After Panama, we went straight to Costa Rica to guest-coach a triathlon training camp hosted by Race Quest Travel. The experience was unreal and the best part was sharing it with the group of campers we lucked out with ... Each day was filled with sun, ocean swim time, bike rides through the countryside, runs that finished with fresh coconuts, and sunset yoga. For Luke and I, it was a welcome break from our typical training "grind" and gave us a nice re-set prior to embarking on our Ironman training blocks back in Australia.

The Costa Rica crew (Costa Rica photos by Christopher Jarc aka Jarc the Shark) 

afternoon core session led by moi

Run drills and technique afternoon

Zip line at Diamante Eco Adventure park.. Get a load of this....

holy s$%t 

Paddling around some of our open water swimmers. 

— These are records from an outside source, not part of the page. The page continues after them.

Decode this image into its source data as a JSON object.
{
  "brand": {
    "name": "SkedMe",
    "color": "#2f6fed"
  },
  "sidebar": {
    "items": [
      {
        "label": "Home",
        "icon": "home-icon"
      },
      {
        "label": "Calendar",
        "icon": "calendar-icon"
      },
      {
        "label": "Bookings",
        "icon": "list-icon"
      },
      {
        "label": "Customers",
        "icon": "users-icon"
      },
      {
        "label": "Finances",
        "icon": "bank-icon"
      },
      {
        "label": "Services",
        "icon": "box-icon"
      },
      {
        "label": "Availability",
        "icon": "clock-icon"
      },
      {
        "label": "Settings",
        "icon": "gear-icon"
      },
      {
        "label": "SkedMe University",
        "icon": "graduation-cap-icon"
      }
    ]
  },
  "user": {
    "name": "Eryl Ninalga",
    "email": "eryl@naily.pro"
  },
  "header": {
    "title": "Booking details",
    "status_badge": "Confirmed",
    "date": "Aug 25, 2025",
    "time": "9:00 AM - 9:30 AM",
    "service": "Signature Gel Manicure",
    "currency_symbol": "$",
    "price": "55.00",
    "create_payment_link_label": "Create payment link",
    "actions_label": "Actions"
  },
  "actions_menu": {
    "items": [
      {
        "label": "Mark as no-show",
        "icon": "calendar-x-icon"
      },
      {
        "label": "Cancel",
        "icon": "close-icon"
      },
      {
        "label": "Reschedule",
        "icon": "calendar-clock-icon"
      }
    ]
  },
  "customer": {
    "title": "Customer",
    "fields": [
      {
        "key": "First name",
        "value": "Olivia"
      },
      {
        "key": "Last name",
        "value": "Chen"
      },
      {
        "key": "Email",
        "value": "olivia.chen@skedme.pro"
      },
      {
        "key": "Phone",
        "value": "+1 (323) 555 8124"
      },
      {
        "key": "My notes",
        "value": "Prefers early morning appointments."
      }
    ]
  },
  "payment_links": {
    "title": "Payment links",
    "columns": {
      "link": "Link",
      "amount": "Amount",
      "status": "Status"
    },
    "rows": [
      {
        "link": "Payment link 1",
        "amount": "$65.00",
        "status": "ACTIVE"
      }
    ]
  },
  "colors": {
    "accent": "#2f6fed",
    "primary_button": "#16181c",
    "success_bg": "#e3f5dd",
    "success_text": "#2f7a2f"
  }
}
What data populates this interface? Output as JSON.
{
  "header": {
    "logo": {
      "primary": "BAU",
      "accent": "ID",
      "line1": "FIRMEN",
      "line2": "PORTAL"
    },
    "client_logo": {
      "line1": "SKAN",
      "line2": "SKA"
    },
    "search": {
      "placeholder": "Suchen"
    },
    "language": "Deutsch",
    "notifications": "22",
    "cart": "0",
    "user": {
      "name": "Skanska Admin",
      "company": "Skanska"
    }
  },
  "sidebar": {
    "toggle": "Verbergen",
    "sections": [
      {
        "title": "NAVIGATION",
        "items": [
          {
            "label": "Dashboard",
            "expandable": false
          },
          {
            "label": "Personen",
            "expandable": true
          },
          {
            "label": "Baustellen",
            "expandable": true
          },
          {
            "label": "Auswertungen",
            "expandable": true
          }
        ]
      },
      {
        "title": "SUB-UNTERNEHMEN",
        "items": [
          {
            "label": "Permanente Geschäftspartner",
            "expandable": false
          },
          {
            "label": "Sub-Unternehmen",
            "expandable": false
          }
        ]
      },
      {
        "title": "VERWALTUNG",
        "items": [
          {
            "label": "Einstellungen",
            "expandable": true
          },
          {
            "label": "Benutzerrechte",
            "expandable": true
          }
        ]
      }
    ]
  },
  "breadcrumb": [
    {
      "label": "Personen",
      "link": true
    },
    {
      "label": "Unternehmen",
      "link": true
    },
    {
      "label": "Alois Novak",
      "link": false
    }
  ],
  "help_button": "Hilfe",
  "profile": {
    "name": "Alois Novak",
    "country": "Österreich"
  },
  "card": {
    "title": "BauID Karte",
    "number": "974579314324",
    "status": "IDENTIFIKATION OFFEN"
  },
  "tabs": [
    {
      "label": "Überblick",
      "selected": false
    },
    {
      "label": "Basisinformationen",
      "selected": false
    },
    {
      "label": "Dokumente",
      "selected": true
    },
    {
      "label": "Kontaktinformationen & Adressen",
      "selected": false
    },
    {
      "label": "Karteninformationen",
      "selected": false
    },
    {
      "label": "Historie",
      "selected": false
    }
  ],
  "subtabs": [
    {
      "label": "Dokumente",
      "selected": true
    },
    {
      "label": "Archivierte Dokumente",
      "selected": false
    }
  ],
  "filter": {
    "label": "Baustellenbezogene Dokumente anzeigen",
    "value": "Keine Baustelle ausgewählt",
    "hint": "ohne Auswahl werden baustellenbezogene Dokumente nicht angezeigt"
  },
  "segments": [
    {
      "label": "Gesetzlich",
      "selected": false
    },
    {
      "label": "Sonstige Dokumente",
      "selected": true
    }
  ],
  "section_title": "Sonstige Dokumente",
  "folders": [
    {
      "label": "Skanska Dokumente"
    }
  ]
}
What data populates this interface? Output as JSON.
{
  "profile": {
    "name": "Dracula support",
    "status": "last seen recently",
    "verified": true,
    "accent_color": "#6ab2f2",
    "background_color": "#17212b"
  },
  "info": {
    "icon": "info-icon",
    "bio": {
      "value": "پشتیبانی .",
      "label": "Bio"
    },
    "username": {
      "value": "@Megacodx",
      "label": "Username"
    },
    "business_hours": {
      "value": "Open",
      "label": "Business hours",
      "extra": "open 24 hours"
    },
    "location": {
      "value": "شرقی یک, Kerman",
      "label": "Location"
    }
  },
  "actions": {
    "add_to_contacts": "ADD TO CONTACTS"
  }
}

After Costa Rica, we squeezed in 10 days in San Diego (hello, burritos!), & one more quick trip to Chicago before heading back over the big Pacific to Sunshine Beach, Australia.
We literally hit the ground running and dove into training... I had just 10 WEEKS to prepare for Ironman Australia, my first big race of the year.

March
Training has gone really well for both Luke and I. We both seem to be picking up fitness really consistently, though we can't seem to coordinate the days we feel amazing and the days we feel like crap. Our bodies definitely respond differently to different types of sessions.

weekly hill reps with Luke ( & usually Radka Vodickova)

last weekend's 205km ride with a view of the Glass House Mountains from Maleny, Queensland
After 5 weeks of massive training, I am quite pleased to say that we've reach a stepping stone.. Race week!

This weekend (actually tomorrow now that I am actually finishing this post I began earlier this week), we will open Q2 in Putrajaya, Malaysia for Ironman 70.3 Putrajaya. It will be a good (and very hot) test of fitness. The start list is quite dense with strong favorites like Liz Blatchford, Radka Vodickova, and last week's 70.3 Tawian winner Sarah Crowley, so I'm looking forward to putting down my best on the day and to see where I'm at!
Fresh Endura QDC aero tri kits have landed! Now these are available to consumers via endurasport.com 

Shake it Off - should be everyone's T-Swift mantra for an easy run after a long plane ride. Love to #runtheworld and see new things
The race hotel pool is 88 degrees fareinheight (31 c) - same temp as the lake we are going to swim in for the race (insert fire emojis). Needless to say, tomorrow will be #HAF (thanks, Clint, for the perfect hashtag)

See you at the finish line! Talk to you next week with more "Bits and Pieces", April edition. (I know, you are TOTALLY on the edge of your seats!)